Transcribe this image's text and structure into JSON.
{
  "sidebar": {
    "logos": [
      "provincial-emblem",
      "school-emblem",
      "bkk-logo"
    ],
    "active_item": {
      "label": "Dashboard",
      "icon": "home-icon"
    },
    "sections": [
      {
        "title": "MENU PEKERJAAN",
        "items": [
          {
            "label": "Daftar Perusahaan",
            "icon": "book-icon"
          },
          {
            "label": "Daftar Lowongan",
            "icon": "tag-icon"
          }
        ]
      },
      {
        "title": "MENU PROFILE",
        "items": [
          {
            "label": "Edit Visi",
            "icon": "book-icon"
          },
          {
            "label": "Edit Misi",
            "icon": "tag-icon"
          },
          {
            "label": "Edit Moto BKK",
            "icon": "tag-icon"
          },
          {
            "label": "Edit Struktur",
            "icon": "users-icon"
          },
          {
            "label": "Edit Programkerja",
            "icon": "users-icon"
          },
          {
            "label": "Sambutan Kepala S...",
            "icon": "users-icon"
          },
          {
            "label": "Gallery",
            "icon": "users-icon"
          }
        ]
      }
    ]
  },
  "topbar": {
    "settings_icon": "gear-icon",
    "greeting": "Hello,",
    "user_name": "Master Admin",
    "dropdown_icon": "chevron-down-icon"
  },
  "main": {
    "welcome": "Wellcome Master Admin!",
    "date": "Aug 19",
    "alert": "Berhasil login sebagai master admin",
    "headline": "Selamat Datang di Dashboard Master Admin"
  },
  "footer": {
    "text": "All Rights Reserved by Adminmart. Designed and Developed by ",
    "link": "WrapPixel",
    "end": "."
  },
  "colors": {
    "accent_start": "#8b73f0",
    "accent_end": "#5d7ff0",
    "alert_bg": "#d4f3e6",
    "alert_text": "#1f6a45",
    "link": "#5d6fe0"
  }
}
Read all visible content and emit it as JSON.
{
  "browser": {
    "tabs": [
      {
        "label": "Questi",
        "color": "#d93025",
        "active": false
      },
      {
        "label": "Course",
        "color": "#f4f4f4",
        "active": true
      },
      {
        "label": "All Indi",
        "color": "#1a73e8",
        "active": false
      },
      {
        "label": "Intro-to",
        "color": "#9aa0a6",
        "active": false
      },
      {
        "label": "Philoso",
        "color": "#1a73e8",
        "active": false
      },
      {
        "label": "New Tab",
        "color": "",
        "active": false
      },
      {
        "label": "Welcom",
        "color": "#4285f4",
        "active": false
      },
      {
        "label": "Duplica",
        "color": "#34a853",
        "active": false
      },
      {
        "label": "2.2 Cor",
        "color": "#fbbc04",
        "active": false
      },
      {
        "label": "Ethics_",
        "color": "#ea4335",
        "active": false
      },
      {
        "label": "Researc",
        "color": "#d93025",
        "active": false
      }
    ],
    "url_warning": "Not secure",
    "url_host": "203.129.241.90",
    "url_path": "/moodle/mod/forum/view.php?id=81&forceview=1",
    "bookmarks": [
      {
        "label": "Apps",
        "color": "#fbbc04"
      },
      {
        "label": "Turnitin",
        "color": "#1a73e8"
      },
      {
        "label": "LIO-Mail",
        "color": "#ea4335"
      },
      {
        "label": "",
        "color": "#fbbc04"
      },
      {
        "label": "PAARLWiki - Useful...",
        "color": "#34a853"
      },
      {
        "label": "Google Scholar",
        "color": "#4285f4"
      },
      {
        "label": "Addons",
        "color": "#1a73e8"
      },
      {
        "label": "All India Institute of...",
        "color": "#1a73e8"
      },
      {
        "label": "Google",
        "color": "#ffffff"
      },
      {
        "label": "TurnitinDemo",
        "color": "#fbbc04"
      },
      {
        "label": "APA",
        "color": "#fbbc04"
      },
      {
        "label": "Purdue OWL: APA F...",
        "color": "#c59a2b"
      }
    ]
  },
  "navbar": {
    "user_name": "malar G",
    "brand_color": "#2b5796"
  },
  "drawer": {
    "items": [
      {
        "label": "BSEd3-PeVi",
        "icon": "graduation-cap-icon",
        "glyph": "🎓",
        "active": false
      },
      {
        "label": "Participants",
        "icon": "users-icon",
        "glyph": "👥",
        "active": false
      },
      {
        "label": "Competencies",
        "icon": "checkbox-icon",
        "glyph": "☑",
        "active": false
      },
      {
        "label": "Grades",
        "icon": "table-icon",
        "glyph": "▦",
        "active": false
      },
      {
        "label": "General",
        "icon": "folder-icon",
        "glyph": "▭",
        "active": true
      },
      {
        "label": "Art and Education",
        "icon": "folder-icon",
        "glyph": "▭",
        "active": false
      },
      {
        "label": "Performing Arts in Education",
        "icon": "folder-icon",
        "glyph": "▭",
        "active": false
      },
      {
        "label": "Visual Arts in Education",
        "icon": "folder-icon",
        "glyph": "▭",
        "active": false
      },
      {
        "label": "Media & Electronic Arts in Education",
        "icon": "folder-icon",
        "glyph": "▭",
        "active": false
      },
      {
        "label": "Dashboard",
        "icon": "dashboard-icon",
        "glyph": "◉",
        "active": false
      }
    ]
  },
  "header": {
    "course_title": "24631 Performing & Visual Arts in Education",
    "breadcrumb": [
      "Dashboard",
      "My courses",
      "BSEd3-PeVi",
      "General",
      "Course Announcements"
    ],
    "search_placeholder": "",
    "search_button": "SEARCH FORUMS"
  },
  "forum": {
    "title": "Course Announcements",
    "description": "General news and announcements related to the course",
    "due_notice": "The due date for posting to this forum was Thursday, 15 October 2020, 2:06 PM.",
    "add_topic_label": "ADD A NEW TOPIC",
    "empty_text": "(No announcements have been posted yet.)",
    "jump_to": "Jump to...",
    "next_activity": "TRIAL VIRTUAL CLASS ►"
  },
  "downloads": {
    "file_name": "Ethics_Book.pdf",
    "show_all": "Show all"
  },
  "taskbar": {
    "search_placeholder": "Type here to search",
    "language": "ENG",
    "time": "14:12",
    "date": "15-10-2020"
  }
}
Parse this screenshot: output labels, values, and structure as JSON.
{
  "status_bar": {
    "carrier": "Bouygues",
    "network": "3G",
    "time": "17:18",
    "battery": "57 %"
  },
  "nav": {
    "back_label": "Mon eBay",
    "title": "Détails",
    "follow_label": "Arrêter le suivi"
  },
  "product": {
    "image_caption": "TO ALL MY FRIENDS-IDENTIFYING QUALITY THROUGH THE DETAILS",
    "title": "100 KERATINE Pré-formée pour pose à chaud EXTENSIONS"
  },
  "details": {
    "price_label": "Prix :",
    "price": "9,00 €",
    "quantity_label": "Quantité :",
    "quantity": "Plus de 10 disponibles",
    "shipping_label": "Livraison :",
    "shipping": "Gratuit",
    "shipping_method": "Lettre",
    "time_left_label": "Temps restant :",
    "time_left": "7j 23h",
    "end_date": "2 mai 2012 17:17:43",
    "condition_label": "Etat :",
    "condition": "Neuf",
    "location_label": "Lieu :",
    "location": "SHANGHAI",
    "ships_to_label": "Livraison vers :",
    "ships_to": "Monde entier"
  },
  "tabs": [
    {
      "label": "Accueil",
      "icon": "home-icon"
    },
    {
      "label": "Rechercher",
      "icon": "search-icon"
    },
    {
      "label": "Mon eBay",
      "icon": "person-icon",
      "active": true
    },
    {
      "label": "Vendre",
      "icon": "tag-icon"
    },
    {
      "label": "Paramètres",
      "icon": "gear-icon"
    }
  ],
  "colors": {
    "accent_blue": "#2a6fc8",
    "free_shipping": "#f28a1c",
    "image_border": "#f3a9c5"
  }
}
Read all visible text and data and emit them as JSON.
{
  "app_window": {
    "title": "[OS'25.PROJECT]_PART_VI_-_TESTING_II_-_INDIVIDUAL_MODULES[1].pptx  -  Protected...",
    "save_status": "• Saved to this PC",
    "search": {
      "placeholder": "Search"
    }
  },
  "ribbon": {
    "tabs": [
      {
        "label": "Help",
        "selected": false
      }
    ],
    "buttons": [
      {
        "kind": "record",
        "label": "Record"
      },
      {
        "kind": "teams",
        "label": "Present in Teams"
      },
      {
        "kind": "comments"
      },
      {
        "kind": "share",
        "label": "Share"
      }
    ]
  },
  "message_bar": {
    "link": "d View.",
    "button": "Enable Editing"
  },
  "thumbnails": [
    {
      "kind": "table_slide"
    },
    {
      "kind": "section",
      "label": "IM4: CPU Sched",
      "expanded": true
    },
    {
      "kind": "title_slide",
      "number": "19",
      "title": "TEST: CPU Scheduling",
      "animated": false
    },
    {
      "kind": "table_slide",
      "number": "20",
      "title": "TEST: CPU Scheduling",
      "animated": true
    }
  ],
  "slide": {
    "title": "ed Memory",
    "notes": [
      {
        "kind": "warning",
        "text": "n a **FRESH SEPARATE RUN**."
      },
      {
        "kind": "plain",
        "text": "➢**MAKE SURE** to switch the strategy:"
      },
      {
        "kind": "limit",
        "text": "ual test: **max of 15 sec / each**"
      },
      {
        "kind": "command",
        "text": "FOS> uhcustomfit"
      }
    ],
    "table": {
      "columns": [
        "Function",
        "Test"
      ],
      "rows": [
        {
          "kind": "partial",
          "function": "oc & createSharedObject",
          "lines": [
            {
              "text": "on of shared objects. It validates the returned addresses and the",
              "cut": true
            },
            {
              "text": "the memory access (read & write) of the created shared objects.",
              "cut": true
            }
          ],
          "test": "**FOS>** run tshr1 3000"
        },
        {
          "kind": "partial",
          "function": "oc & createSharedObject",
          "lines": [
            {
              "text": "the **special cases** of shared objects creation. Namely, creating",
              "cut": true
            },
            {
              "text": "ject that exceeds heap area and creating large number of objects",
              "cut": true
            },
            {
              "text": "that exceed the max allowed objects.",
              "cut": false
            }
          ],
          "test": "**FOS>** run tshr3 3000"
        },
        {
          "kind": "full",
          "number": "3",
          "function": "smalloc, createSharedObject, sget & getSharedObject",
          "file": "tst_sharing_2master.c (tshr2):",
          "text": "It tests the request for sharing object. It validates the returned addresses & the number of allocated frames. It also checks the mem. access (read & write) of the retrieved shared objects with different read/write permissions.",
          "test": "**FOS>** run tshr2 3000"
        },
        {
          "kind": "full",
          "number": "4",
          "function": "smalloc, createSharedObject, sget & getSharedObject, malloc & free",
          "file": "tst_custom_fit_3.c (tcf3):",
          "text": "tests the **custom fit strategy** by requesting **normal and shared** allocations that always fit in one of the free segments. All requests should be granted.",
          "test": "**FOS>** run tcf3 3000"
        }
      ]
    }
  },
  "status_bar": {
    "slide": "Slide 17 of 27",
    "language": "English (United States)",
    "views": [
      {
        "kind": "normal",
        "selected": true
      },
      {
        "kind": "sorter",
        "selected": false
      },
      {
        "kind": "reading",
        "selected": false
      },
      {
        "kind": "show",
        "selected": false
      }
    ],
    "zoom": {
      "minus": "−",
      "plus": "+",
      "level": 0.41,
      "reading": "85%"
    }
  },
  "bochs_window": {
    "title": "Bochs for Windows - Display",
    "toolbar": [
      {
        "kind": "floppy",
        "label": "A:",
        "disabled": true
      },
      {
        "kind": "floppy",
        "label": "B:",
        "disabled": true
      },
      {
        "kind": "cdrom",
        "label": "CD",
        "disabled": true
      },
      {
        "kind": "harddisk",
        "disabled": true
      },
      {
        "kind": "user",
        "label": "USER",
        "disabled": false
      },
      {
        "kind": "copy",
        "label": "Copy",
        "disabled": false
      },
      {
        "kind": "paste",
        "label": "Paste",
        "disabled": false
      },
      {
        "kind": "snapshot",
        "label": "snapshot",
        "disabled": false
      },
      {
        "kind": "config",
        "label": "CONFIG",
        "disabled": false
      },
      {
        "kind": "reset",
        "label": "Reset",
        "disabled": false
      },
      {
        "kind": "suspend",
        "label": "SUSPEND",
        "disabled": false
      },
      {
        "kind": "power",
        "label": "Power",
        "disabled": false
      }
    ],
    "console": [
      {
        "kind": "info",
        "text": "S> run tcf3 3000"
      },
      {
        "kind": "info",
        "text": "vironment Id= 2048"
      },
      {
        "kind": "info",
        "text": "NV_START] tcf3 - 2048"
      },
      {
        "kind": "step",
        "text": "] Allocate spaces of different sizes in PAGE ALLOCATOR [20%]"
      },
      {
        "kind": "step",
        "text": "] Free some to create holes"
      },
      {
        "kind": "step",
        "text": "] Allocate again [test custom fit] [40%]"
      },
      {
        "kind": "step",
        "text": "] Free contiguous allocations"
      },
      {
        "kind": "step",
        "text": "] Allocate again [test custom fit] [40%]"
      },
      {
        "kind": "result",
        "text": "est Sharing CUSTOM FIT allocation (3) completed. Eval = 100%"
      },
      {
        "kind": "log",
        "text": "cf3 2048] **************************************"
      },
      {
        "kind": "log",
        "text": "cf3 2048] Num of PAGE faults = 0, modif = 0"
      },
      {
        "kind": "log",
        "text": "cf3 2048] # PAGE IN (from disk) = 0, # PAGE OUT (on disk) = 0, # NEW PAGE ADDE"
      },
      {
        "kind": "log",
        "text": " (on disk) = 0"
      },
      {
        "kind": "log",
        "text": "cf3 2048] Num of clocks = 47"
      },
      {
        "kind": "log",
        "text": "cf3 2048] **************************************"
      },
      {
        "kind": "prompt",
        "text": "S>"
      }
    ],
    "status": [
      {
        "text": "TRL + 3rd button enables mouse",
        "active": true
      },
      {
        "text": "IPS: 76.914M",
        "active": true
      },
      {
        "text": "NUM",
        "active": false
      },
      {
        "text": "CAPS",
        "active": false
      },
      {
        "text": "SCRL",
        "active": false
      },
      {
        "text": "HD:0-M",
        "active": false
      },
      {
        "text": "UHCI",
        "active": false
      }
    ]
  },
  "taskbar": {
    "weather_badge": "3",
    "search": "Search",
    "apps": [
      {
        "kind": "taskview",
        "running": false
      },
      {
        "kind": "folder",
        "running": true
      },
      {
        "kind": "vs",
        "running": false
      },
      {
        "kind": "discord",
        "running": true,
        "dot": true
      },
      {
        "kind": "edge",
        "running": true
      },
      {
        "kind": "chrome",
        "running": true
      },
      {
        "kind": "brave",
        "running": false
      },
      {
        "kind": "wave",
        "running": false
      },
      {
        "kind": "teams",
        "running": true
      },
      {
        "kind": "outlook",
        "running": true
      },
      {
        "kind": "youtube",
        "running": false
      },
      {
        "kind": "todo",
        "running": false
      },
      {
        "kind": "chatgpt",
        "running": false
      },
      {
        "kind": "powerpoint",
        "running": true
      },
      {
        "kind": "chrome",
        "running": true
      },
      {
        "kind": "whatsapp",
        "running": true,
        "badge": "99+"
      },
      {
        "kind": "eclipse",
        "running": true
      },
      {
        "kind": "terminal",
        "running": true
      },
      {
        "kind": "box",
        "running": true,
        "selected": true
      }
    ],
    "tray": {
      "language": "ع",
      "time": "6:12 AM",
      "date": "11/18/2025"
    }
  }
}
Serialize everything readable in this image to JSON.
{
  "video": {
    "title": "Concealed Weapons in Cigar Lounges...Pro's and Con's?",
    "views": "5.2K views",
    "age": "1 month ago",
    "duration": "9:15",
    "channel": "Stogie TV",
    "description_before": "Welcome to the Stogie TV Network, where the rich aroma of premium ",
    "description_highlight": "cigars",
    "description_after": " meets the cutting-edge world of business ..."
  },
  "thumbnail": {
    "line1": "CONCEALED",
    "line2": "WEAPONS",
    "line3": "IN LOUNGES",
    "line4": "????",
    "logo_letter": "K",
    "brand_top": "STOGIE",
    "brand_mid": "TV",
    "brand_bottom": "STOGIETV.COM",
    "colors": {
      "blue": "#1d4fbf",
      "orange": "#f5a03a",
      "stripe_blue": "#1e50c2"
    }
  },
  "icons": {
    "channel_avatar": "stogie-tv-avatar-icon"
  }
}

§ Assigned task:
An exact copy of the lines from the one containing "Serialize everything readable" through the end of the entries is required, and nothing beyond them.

§ Final answer:
Serialize everything readable in this image to JSON.
{
  "video": {
    "title": "Concealed Weapons in Cigar Lounges...Pro's and Con's?",
    "views": "5.2K views",
    "age": "1 month ago",
    "duration": "9:15",
    "channel": "Stogie TV",
    "description_before": "Welcome to the Stogie TV Network, where the rich aroma of premium ",
    "description_highlight": "cigars",
    "description_after": " meets the cutting-edge world of business ..."
  },
  "thumbnail": {
    "line1": "CONCEALED",
    "line2": "WEAPONS",
    "line3": "IN LOUNGES",
    "line4": "????",
    "logo_letter": "K",
    "brand_top": "STOGIE",
    "brand_mid": "TV",
    "brand_bottom": "STOGIETV.COM",
    "colors": {
      "blue": "#1d4fbf",
      "orange": "#f5a03a",
      "stripe_blue": "#1e50c2"
    }
  },
  "icons": {
    "channel_avatar": "stogie-tv-avatar-icon"
  }
}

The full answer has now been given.